For ISRO, the agreement with MapmyIndia is the latest in a series of partnerships it has entered into in recent weeks as part of the efforts to encourage the participation of private companies in the space sector. The government had last year set up a new organisation, called Indian National Space Promotion and Authorisation Centre (INSPACe), with the specific objective of helping private players to grow in the space industry.
The government had argued that the ever-increasing demand for space-based data, applications and services could be met by ISRO alone, especially since it also had to focus on its primary responsibility of space research, scientific expeditions and interplanetary exploration. Accordingly, ISRO has opened up its resources, both hardware and software, for utilisation by the private companies, which can build their own products and services. Private companies would even be able to launch their own rockets using ISRO facilities.
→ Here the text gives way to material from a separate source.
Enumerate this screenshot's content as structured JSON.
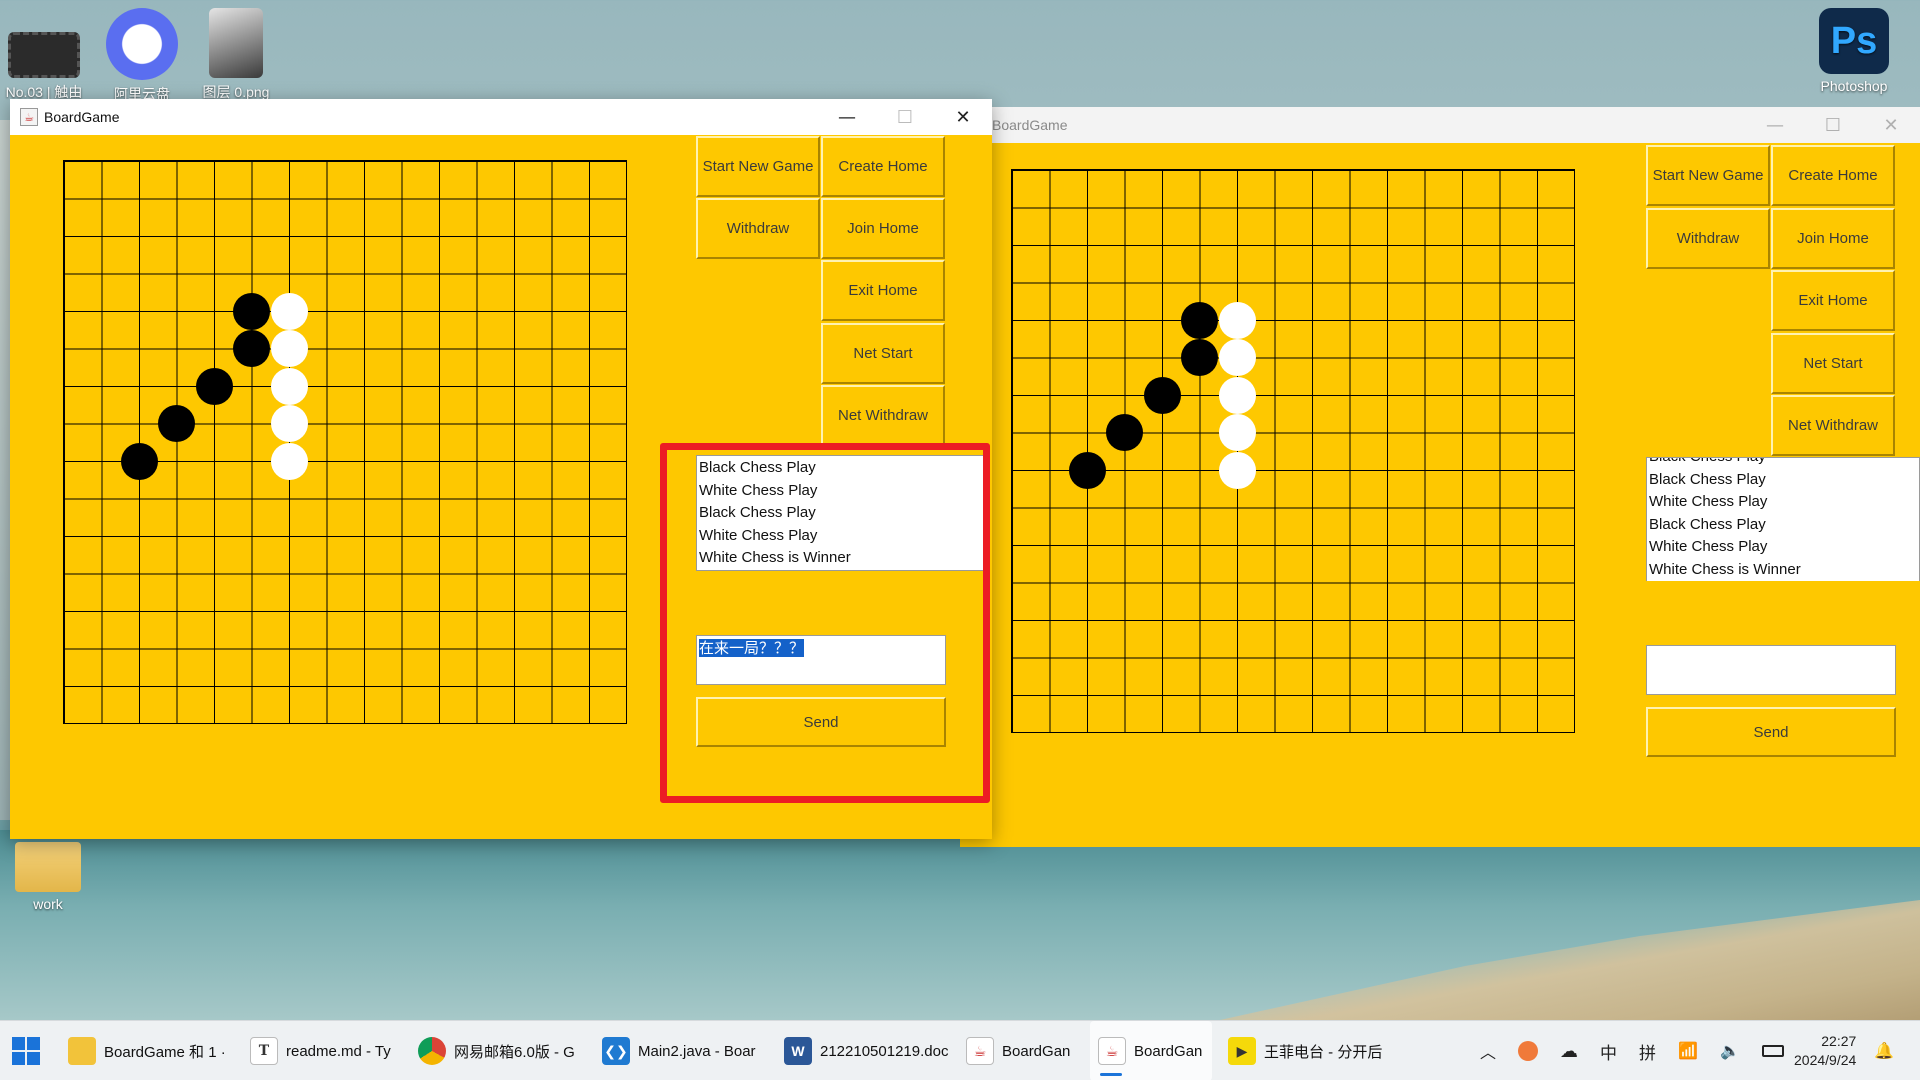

In the last few months, several private companies have already entered the sector, some of them building their own rockets and satellites, hoping to offer launch services, while others building space-based applications and services. According to ISRO, 28 interested parties have already initiated discussions with INSPACe. Prime Minister Narendra Modi himself had met some of the space entrepreneurs in a video-conference in December, and promised further government help in enabling them to do business.
Enhanced private participation in space happened to be the main theme of ISRO chairman K Sivan’s New Year statement this year. “This is also a year of change in the global space arena brought about by the participation of private players in all aspects of the space sector, including launch vehicles and human spaceflight, which were hitherto the domain of the government space agencies. The situation is not different in our own country. For the first time in the history of this nation’s space programme, we have a handful of entrepreneurs who have come forward to develop end-to-end launch vehicles and satellites with the intention of providing space-based services and, thereby, contribute to the space economy,” Sivan had said.
Sivan had said all the relevant aspects of satellite communications policy, remote sensing data policy, space transportation systems policy and others, were being amended to facilitate these changes.